So that nothing is lost, write out all the lines below exactly.

[Start of Attachment]

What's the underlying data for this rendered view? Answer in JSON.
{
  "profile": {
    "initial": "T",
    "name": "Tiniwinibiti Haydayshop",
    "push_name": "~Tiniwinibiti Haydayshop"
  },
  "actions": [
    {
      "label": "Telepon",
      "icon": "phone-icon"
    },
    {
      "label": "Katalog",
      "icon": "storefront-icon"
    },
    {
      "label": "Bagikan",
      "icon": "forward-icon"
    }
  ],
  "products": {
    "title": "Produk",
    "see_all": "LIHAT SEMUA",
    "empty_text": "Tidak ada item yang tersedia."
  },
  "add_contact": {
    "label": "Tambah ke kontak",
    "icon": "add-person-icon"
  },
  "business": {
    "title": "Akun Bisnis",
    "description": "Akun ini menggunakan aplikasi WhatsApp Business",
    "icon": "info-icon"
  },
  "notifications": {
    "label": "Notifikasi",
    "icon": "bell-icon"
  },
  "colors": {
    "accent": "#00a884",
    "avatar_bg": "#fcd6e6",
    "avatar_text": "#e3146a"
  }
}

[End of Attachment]

» SOLUTION TO THE PROBLEM:
What's the underlying data for this rendered view? Answer in JSON.
{
  "profile": {
    "initial": "T",
    "name": "Tiniwinibiti Haydayshop",
    "push_name": "~Tiniwinibiti Haydayshop"
  },
  "actions": [
    {
      "label": "Telepon",
      "icon": "phone-icon"
    },
    {
      "label": "Katalog",
      "icon": "storefront-icon"
    },
    {
      "label": "Bagikan",
      "icon": "forward-icon"
    }
  ],
  "products": {
    "title": "Produk",
    "see_all": "LIHAT SEMUA",
    "empty_text": "Tidak ada item yang tersedia."
  },
  "add_contact": {
    "label": "Tambah ke kontak",
    "icon": "add-person-icon"
  },
  "business": {
    "title": "Akun Bisnis",
    "description": "Akun ini menggunakan aplikasi WhatsApp Business",
    "icon": "info-icon"
  },
  "notifications": {
    "label": "Notifikasi",
    "icon": "bell-icon"
  },
  "colors": {
    "accent": "#00a884",
    "avatar_bg": "#fcd6e6",
    "avatar_text": "#e3146a"
  }
}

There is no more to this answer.